For each line in the records that contains "index", make a copy.

----- RECORDED DATA -----

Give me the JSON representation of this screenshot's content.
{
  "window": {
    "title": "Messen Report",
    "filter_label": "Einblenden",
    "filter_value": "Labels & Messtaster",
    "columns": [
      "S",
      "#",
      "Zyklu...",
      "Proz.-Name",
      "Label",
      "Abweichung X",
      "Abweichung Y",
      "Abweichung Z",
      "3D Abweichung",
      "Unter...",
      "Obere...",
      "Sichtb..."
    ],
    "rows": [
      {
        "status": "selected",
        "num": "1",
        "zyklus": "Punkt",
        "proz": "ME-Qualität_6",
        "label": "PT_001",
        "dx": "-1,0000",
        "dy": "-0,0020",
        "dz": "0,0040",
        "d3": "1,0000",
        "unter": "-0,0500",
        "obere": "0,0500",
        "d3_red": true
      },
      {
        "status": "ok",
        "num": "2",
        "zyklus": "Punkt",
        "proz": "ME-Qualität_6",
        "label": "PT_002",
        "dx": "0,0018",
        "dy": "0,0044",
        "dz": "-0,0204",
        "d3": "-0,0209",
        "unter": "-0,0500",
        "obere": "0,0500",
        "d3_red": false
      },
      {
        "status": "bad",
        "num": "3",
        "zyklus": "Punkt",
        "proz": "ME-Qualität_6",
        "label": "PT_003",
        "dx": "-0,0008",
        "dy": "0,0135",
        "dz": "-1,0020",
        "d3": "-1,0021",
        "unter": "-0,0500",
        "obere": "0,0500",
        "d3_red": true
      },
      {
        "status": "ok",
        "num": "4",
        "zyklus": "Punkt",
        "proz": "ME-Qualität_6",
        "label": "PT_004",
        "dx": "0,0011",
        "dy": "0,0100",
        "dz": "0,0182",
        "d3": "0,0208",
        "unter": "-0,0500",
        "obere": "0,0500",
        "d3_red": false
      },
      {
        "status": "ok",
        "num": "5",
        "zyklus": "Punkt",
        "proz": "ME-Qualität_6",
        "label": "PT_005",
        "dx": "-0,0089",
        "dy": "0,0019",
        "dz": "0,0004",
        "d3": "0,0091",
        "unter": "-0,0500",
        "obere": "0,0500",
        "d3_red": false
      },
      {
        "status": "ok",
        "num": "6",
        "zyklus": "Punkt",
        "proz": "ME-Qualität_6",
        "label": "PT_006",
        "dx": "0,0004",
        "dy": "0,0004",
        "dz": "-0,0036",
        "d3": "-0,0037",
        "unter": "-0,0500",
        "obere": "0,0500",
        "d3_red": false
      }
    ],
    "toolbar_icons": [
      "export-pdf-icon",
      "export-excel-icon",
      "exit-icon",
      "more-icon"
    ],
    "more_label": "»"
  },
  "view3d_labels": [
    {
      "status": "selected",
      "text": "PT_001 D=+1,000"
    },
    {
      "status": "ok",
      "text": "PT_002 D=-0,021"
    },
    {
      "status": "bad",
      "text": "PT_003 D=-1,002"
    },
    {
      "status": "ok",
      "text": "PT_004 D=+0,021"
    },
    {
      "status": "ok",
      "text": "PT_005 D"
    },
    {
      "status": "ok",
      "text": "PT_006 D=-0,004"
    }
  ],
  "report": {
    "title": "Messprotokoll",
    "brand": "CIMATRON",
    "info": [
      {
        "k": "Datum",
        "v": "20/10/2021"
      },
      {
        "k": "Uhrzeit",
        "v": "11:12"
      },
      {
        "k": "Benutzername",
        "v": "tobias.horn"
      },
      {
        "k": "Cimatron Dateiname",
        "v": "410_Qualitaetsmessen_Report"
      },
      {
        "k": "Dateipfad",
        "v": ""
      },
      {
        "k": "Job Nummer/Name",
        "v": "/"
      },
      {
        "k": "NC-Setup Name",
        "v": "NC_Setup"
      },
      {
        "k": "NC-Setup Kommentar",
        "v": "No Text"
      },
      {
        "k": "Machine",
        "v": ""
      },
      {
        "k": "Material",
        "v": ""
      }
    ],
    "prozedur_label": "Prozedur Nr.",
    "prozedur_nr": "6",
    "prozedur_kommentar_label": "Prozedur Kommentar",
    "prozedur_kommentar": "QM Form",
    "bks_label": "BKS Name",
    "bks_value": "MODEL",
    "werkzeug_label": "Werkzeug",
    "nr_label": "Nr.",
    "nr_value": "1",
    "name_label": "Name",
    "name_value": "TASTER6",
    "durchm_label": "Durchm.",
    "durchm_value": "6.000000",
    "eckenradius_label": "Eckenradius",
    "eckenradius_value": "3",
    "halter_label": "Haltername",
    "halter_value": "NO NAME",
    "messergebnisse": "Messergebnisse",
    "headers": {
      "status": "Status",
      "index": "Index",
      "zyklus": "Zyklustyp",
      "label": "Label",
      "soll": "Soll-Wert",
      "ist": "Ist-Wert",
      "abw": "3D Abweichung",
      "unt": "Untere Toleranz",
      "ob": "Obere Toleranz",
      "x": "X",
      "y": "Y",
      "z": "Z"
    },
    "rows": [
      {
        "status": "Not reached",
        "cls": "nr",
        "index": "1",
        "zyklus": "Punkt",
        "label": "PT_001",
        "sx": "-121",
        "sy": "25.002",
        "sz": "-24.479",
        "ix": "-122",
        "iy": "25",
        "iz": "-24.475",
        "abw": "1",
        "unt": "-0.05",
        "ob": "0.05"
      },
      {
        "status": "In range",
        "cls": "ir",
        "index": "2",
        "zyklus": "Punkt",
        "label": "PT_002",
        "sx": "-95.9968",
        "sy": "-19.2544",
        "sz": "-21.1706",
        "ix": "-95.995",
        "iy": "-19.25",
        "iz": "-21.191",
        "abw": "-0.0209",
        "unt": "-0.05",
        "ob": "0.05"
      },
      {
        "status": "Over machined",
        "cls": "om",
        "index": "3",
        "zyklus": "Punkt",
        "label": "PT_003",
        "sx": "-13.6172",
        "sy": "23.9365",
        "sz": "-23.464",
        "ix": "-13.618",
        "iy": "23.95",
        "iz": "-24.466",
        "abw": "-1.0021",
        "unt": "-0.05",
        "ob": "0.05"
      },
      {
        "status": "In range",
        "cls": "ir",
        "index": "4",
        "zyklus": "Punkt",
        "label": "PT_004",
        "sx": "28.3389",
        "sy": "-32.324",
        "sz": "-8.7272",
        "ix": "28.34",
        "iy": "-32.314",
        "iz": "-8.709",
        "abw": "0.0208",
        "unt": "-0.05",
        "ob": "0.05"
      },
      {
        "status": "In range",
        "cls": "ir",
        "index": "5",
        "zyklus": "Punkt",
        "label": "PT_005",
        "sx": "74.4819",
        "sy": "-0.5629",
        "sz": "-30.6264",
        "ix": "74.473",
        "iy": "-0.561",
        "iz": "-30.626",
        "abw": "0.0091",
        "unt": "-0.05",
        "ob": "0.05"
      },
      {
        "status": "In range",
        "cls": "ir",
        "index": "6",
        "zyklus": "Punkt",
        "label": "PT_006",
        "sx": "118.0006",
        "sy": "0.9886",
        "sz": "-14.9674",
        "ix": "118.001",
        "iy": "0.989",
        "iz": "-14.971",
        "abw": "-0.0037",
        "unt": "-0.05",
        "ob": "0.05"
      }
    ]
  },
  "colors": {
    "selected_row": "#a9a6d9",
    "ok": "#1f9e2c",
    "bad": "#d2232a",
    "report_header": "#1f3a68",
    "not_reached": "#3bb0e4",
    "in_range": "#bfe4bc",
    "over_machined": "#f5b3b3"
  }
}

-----

* RESPONSE TO THE EXERCISE:
      "index": "Index",
        "index": "1",
        "index": "2",
        "index": "3",
        "index": "4",
        "index": "5",
        "index": "6",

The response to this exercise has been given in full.